The answer must restate every record word for word.

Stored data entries
━━━━━━

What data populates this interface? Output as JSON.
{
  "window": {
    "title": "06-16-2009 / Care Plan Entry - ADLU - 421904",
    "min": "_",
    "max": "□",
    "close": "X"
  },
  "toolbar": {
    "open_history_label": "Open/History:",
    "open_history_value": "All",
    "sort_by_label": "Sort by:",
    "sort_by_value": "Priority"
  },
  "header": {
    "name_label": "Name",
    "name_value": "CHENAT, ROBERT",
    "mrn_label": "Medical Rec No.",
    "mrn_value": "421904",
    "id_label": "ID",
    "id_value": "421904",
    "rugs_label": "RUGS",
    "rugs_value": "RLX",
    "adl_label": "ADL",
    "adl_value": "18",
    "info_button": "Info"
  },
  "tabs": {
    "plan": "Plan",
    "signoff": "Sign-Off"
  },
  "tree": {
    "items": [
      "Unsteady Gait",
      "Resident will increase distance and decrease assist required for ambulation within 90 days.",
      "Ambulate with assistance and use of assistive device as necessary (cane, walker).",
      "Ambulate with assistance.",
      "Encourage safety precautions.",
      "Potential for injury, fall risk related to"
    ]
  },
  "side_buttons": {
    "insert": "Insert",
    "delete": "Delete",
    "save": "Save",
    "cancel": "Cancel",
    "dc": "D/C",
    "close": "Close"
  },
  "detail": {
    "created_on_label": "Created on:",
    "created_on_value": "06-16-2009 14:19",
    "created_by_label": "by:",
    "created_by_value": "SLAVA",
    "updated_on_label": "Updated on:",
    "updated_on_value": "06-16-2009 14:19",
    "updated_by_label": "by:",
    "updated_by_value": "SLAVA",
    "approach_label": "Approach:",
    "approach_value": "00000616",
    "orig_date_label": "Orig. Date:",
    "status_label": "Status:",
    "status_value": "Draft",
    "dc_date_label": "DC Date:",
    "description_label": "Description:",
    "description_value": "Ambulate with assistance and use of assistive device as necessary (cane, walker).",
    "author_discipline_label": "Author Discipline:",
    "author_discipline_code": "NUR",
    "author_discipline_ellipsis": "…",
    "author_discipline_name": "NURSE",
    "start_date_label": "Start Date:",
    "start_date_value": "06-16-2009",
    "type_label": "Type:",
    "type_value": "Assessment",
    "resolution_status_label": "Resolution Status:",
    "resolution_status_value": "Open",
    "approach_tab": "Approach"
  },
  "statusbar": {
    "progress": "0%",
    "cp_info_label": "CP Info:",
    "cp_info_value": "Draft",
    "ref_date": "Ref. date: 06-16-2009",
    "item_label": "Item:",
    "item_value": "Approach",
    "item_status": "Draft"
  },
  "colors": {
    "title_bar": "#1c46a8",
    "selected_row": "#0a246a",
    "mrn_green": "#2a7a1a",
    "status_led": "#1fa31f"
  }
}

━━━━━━

◆ **ANSWER SECTION**:
What data populates this interface? Output as JSON.
{
  "window": {
    "title": "06-16-2009 / Care Plan Entry - ADLU - 421904",
    "min": "_",
    "max": "□",
    "close": "X"
  },
  "toolbar": {
    "open_history_label": "Open/History:",
    "open_history_value": "All",
    "sort_by_label": "Sort by:",
    "sort_by_value": "Priority"
  },
  "header": {
    "name_label": "Name",
    "name_value": "CHENAT, ROBERT",
    "mrn_label": "Medical Rec No.",
    "mrn_value": "421904",
    "id_label": "ID",
    "id_value": "421904",
    "rugs_label": "RUGS",
    "rugs_value": "RLX",
    "adl_label": "ADL",
    "adl_value": "18",
    "info_button": "Info"
  },
  "tabs": {
    "plan": "Plan",
    "signoff": "Sign-Off"
  },
  "tree": {
    "items": [
      "Unsteady Gait",
      "Resident will increase distance and decrease assist required for ambulation within 90 days.",
      "Ambulate with assistance and use of assistive device as necessary (cane, walker).",
      "Ambulate with assistance.",
      "Encourage safety precautions.",
      "Potential for injury, fall risk related to"
    ]
  },
  "side_buttons": {
    "insert": "Insert",
    "delete": "Delete",
    "save": "Save",
    "cancel": "Cancel",
    "dc": "D/C",
    "close": "Close"
  },
  "detail": {
    "created_on_label": "Created on:",
    "created_on_value": "06-16-2009 14:19",
    "created_by_label": "by:",
    "created_by_value": "SLAVA",
    "updated_on_label": "Updated on:",
    "updated_on_value": "06-16-2009 14:19",
    "updated_by_label": "by:",
    "updated_by_value": "SLAVA",
    "approach_label": "Approach:",
    "approach_value": "00000616",
    "orig_date_label": "Orig. Date:",
    "status_label": "Status:",
    "status_value": "Draft",
    "dc_date_label": "DC Date:",
    "description_label": "Description:",
    "description_value": "Ambulate with assistance and use of assistive device as necessary (cane, walker).",
    "author_discipline_label": "Author Discipline:",
    "author_discipline_code": "NUR",
    "author_discipline_ellipsis": "…",
    "author_discipline_name": "NURSE",
    "start_date_label": "Start Date:",
    "start_date_value": "06-16-2009",
    "type_label": "Type:",
    "type_value": "Assessment",
    "resolution_status_label": "Resolution Status:",
    "resolution_status_value": "Open",
    "approach_tab": "Approach"
  },
  "statusbar": {
    "progress": "0%",
    "cp_info_label": "CP Info:",
    "cp_info_value": "Draft",
    "ref_date": "Ref. date: 06-16-2009",
    "item_label": "Item:",
    "item_value": "Approach",
    "item_status": "Draft"
  },
  "colors": {
    "title_bar": "#1c46a8",
    "selected_row": "#0a246a",
    "mrn_green": "#2a7a1a",
    "status_led": "#1fa31f"
  }
}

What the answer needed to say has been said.